Breast Cancer Research and Treatment

, Volume 138, Issue 2, pp 509–517

The HER2 status of disseminated tumor cells in the bone marrow of early breast cancer patients is independent from primary tumor and predicts higher risk of relapse

  • A. D. Hartkopf
  • M. Banys
  • F. Meier-Stiegen
  • M. Hahn
  • C. Röhm
  • J. Hoffmann
  • G. Helms
  • F. A. Taran
  • M. Wallwiener
  • C. Walter
  • H. Neubauer
  • D. Wallwiener
  • T. Fehm
Clinical Trial

DOI: 10.1007/s10549-013-2470-9

Cite this article as:
Hartkopf, A.D., Banys, M., Meier-Stiegen, F. et al. Breast Cancer Res Treat (2013) 138: 509. doi:10.1007/s10549-013-2470-9

Abstract

Overexpression of the HER2-receptor in early breast cancer (EBC) patients is associated with aggressive tumor behavior. However, women suffering from HER2-positive EBC benefit from trastuzumab treatment. As the HER2 status of the primary tumor may differ from that of disseminated tumor cells (DTC) in bone marrow (BM), the aim of this study was (1) to compare the HER2 status of the primary tumor (prim-HER2-status) with that of DTC (DTC-HER2-status) and (2) to analyze the influence of the DTC-HER2-status on patient survival. For this purpose, BM aspirates from 569 EBC patients were analyzed for the presence of DTC. The DTC-HER2-status was identified by a double-staining procedure against cytokeratin and the HER2-receptor. DTC were detected in 151 (27 %) patients. The concordance between the HER2 status of DTC and the primary tumor was 51 %. In patients with detectable DTC, mean disease-free survival was 77.44 (95 % CI 74.72–80.17) months for DTC-HER2-negative and 55.15 (95 % CI 48.57–61.79) months for DTC-HER2-positive patients (p = 0.044). The multivariate analysis showed that the DTC-HER2-status was an independent predictor of disease-free survival. In conclusion, the presence of HER2-positive DTC in EBC patients is associated with an increased risk of relapse. Due to the low concordance between the HER2 status of the primary tumor and DTC, only a minority (13 %) of the DTC-HER2-positive patients was treated with trastuzumab. These patients might, however, benefit from HER2-directed therapy.

Keywords

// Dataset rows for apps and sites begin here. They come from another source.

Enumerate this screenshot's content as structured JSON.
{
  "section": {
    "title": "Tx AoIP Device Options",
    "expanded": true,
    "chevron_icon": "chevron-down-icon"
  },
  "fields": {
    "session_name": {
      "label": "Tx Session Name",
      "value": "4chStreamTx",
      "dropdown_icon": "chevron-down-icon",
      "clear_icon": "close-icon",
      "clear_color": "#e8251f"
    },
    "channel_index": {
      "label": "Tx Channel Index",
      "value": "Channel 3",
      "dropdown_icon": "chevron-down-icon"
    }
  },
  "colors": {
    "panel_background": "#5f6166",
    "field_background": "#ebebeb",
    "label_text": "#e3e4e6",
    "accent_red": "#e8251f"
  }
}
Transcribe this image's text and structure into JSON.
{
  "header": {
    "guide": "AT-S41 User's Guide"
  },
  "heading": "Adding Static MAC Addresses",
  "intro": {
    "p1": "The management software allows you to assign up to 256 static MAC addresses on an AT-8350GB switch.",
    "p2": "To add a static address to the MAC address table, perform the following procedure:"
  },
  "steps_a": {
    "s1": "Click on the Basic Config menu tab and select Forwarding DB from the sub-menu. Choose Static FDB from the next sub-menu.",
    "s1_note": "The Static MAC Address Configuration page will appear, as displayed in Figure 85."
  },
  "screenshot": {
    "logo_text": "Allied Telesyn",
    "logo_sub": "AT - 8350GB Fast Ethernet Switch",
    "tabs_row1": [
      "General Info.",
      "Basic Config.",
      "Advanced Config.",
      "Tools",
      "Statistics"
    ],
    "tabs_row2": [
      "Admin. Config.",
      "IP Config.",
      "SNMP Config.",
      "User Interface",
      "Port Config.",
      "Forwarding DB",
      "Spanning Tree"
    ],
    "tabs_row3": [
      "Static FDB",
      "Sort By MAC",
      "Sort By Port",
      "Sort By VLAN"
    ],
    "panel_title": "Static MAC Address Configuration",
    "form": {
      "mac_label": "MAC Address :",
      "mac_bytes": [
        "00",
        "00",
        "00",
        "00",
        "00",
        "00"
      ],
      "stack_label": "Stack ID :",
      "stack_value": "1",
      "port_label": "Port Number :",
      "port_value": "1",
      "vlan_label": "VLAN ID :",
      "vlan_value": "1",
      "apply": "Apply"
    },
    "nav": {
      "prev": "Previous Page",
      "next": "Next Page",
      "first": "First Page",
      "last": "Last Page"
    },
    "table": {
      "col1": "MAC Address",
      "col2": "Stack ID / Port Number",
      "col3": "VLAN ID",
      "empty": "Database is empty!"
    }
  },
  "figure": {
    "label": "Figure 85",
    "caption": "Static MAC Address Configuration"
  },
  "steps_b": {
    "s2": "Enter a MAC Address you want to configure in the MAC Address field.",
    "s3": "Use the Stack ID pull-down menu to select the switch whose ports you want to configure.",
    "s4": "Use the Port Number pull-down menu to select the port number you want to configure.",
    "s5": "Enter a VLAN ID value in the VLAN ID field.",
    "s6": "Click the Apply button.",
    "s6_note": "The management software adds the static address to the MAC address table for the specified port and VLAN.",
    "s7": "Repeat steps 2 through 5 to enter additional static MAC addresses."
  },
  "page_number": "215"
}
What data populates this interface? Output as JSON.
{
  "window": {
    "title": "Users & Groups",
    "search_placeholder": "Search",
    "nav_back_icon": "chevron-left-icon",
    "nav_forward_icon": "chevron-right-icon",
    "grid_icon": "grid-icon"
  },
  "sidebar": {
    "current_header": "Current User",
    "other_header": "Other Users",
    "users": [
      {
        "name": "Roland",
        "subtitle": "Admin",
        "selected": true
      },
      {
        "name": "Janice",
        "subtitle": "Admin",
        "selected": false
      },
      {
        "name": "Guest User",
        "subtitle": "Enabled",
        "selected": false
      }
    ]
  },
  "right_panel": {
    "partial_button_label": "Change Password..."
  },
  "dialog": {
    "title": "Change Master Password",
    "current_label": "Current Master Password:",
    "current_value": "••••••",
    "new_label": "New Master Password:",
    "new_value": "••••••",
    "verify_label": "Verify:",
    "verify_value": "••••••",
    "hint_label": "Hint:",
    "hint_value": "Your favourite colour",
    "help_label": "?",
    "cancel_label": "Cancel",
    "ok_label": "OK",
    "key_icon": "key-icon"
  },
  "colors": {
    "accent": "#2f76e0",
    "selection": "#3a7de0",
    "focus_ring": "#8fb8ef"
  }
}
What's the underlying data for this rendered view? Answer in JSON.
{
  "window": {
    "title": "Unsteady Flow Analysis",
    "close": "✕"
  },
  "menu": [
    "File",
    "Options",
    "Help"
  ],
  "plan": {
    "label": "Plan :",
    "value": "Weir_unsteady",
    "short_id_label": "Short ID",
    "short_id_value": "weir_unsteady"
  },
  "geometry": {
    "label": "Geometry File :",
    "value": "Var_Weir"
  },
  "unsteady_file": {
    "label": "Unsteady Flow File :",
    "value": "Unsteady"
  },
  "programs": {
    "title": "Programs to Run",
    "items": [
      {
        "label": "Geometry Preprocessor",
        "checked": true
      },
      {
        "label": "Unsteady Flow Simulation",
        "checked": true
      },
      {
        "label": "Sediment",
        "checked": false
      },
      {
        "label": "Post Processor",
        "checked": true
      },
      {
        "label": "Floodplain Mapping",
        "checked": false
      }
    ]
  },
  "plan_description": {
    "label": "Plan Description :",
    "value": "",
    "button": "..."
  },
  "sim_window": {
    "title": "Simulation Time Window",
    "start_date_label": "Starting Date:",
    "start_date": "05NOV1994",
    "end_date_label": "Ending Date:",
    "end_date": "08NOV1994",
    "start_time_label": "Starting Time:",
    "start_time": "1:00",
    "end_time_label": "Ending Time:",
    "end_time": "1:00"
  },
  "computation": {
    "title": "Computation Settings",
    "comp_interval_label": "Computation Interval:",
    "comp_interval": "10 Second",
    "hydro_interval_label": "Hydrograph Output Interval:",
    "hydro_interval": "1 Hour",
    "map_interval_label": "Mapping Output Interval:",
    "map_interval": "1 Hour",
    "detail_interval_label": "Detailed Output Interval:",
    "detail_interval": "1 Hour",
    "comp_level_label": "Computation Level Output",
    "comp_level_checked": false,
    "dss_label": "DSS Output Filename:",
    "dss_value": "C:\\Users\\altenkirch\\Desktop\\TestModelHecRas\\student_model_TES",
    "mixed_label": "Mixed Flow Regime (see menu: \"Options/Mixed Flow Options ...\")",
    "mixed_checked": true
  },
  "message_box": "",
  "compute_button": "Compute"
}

Disseminated tumor cellsDTCHER2Primary breast cancerTrastuzumabSurvival

Copyright information

© Springer Science+Business Media New York 2013

Authors and Affiliations

  • A. D. Hartkopf
    • 1
  • M. Banys
    • 2
  • F. Meier-Stiegen
    • 1
  • M. Hahn
    • 1
  • C. Röhm
    • 1
  • J. Hoffmann
    • 1
  • G. Helms
    • 1
  • F. A. Taran
    • 1
  • M. Wallwiener
    • 3
  • C. Walter
    • 1
  • H. Neubauer
    • 1
  • D. Wallwiener
    • 1
  • T. Fehm
    • 4
  1. 1.Department of Obstetrics and GynecologyUniversity of TuebingenTuebingenGermany
  2. 2.Department of Obstetrics and GynecologyMarienkrankenhaus HamburgHamburgGermany
  3. 3.Department of Obstetrics and GynecologyUniversity of HeidelbergHeidelbergGermany
  4. 4.Department of Obstetrics and GynecologyUniversity of DuesseldorfDuesseldorfGermany